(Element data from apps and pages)
_ _ _ _ _ _ _

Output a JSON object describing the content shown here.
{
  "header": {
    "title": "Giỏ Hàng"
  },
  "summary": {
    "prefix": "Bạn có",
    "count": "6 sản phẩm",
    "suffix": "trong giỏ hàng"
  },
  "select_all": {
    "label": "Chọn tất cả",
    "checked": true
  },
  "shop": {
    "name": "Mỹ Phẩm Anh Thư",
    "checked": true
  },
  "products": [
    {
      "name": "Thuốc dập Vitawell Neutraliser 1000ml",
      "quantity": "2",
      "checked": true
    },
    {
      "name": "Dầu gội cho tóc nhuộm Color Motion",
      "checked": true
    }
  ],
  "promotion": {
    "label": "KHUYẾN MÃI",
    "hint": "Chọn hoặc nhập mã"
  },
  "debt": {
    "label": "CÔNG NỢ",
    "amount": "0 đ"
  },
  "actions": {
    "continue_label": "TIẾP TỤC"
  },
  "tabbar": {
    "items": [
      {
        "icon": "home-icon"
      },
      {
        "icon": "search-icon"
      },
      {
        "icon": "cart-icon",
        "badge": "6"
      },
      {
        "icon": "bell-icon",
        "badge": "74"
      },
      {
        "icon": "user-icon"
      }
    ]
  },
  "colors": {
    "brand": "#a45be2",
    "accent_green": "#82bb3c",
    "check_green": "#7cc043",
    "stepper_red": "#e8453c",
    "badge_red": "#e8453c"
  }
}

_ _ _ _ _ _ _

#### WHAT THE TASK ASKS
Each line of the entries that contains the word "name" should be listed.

#### TASK SOLUTION
    "name": "Mỹ Phẩm Anh Thư",
      "name": "Thuốc dập Vitawell Neutraliser 1000ml",
      "name": "Dầu gội cho tóc nhuộm Color Motion",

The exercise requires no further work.